The analyzer section of the audio analyzer receives all HDMI data and analyzes the audio content. The video content can be passed over a separate HDMI connection to an external monitor for visual analysis. Besides pure audio analysis, an R&S UPP can optionally conduct a number of basic video measurements. For example, the analyzer can measure the pixel clock, HSync and VSync frequencies, display the timing parameters, and determine the bit error rate over an HDMI transmission. Its lip sync function measures the time offset between video and audio signals.
A variety of InfoFrames are also transmitted over HDMI. The source product description InfoFrame, for instance, contains general information on an HDMI source, and the auxiliary video InfoFrame provides an HDMI sink with a range of information, including the video format being transmitted, the color depth and color range.
An HDMI tester needs to be able to generate all this data to match the HDMI test signals to be output. With the R&S UPP, users can edit the InfoFrame data and deliberately send incorrect data to the DUT in order to determine whether the DUT identifies errors properly and makes the corrections required by the HDMI specification.
Other data channels
The enhanced extended display identification data (E-EDID) packet and the key information for high-bandwidth digital content protection (HDCP) data encryption are transmitted on the display data channel (DDC). An analyzer should be capable of automatically decrypting the HDMI signal to conduct measurements.

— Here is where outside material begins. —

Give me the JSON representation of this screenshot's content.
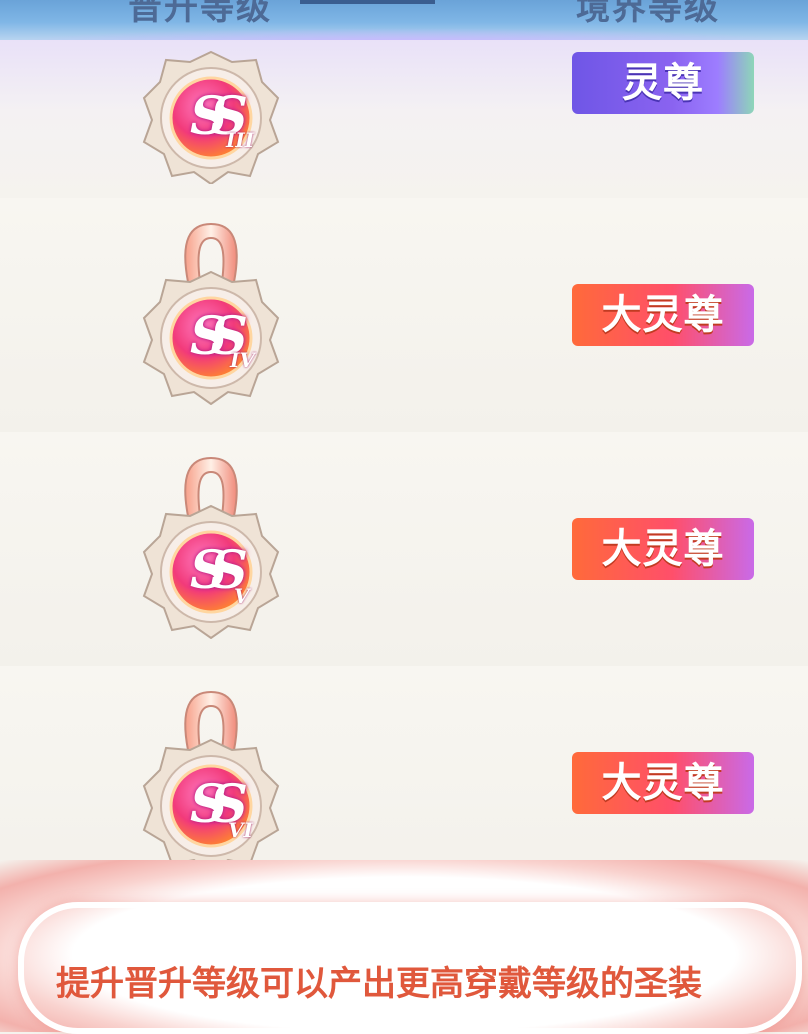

The E-EDID packet provides an HDMI source with information on the video and audio formats supported by a connected HDMI sink. The generator in the R&S UPP reads the DUT's E-EDID information and can set the test signals in the suitable format. Conversely, the analyzer provides the DUT with its E-EDID information. If required, users can alter the audio analyzer's E-EDID information in order to test how the DUT will respond. The analysis functions are so comprehensive that in many cases test engineers have no need for a specialized HDMI protocol tester.
The audio return channel (ARC) allows audio signals to be transmitted from a TV to an AV receiver – to output audio through the loudspeakers in a multimedia system, for instance. The R&S UPP can generate and measure audio data on the ARC for test purposes.
The HDMI Ethernet channel (HEC) enables HDMI devices to access content on the Internet. The R&S UPP audio analyzer has two RJ-45 ports for testing Ethernet functionality.
The R&S UPP audio analyzer with the HDMI option offers the full range of functions that manufacturers of consumer electronics require in order to perform audio tests. The analyzer can even test video functionality. Users often have no need for additional T&M equipment, such as an HDMI protocol tester. All key tests can be conducted using a single instrument. This reduces both space requirements and costs. No other solution on the market can accomplish this.